Having never seen the Rocky and Bullwinkle Show as a child, my introduction to fractured fairy tales was James Garner’s Politically Correct Bedtime Stories. I was on a business trip in St. Louis, and I had an extra night at the hotel before the conference started (in order to take advantage of Saturday-stayover low fares). I was doing a bit of Christmas shopping when I came across this slim volume in the bookstore. I was going to buy it for my husband, but it was so good I read the entire book before going to bed.
From then on I was hooked. I bought Garner’s Once Upon a More Enlightened Time and Politically Correct Holiday Stories when they came out the following year, along with Chris Fabry’s Spiritually Correct Bedtime Stories. Later I added David Fisher’s Legally Correct Fairy Tales to the collection – though I don’t think any of the latter books were quite as good as the first one.
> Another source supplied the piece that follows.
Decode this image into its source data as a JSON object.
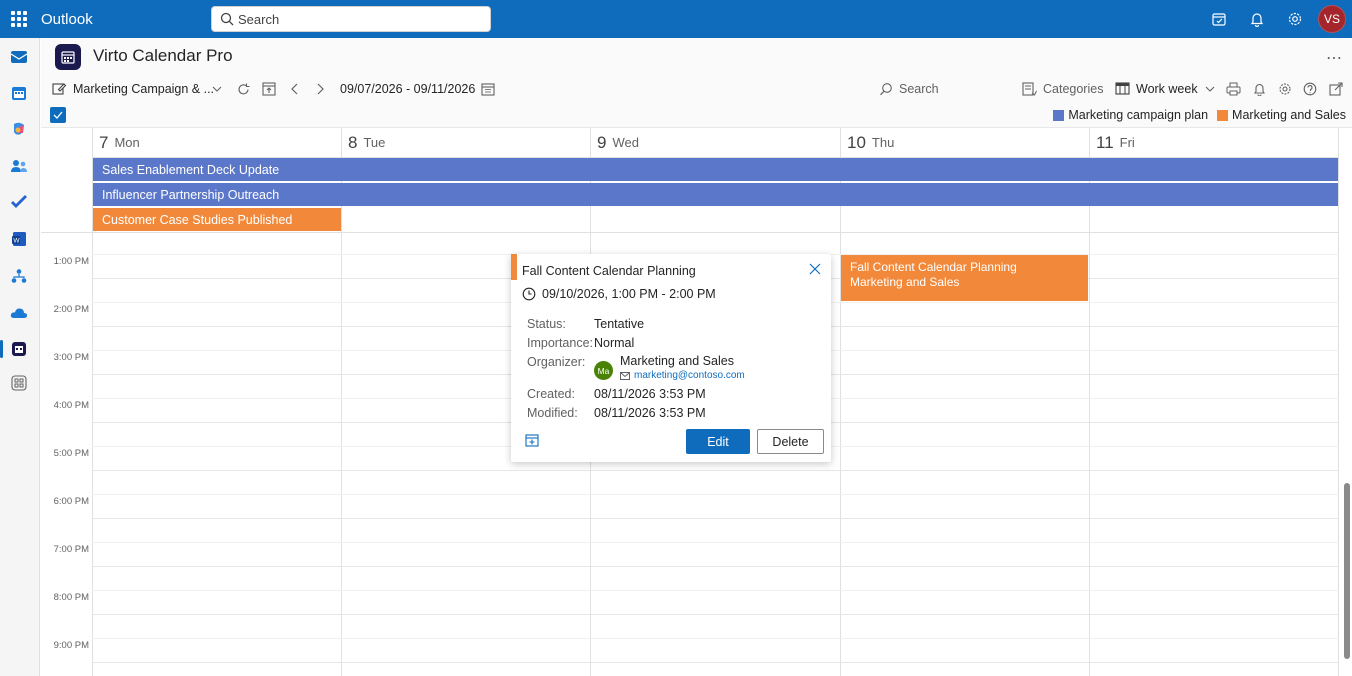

When Jon Scieszka’s The True Story of the Three Little Pigs came out in 1996, we bought a copy, and enjoyed it so much that we kept it on the coffee table to share with guests. I still think it’s one of the best in the genre. Of course, by then the idea of fractured fairy tales was getting so popular that they started springing up all over the place, many of them not nearly so funny.
My initial impression of the Sisters Grimm, based on the first book in the series, was that it belonged to the “not nearly so funny” class. As another disappointed reviewer on amazon.com points out, it begins with a compelling premise (which is why I happily picked it up from the children’s section in the library). Orphaned sisters Sabrina and Daphne Grimm find themselves in the home of a strange woman who claims to be their grandmother, in a small town in New York where all the fairy tale creatures from the old stories (which turn out to be true history) now live.
Unfortunately, Sabrina is not a particularly likable character, and the rest of the characters in the story aren’t much better (some are more appealing, but not developed well enough for me to care much what happens to them). There is a mystery to solve, related to a farmhouse flattened by a giant, but the eventual solution does not seem all that satisfying.
Of course, the books are written for children, not adults. But I often enjoy children’s books. (I’m looking forward to reading Alcatraz versus the Knights of Crystallia once our library get a copy.) Some parents do very much enjoy reading these books along with the children – there are hardly any critical reviews at amazon.com from either children or parents. The one critical review I mentioned above does point out that the first book seems to be a setup for future books in the series.
As my 10-year-old is in the target age range, I’ll have to see what he thinks of it (when he finishes the Harry Potter book he’s reading now).